**ACTIVITY**
Each line of the listing that contains the word "Settings" is to be copied.

BEGIN MATERIAL FOR THE TASK

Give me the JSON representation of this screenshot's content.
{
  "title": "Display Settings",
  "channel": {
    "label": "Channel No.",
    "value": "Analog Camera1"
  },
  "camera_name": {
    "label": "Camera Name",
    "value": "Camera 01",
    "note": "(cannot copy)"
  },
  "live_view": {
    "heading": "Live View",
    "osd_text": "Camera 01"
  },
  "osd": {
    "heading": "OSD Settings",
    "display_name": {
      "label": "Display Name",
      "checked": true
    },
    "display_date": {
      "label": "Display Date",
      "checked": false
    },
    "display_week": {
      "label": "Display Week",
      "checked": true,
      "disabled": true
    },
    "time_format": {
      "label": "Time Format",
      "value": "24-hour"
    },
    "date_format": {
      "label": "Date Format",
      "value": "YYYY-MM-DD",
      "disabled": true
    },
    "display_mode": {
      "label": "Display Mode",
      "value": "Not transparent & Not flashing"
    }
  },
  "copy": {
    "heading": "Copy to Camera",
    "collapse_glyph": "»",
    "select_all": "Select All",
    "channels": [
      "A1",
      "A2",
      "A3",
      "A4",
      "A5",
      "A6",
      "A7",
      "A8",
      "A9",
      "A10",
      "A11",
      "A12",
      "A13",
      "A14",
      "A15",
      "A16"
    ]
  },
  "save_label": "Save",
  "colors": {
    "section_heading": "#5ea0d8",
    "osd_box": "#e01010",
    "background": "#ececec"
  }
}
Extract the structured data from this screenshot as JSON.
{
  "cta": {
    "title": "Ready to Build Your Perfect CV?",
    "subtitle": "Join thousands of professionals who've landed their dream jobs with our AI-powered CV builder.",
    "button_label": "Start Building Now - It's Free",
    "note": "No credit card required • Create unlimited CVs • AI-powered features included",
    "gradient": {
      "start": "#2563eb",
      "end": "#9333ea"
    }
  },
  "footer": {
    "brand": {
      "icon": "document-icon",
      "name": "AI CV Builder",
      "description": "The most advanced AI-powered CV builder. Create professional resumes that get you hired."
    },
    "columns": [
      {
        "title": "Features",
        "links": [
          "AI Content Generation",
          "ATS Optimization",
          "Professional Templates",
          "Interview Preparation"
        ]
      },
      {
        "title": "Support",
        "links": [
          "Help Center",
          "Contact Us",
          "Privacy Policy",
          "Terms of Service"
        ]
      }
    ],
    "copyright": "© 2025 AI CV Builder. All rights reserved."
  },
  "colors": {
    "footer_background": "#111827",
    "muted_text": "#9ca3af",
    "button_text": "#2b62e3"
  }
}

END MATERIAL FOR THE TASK

**RESPONSE AREA**
  "title": "Display Settings",
    "heading": "OSD Settings",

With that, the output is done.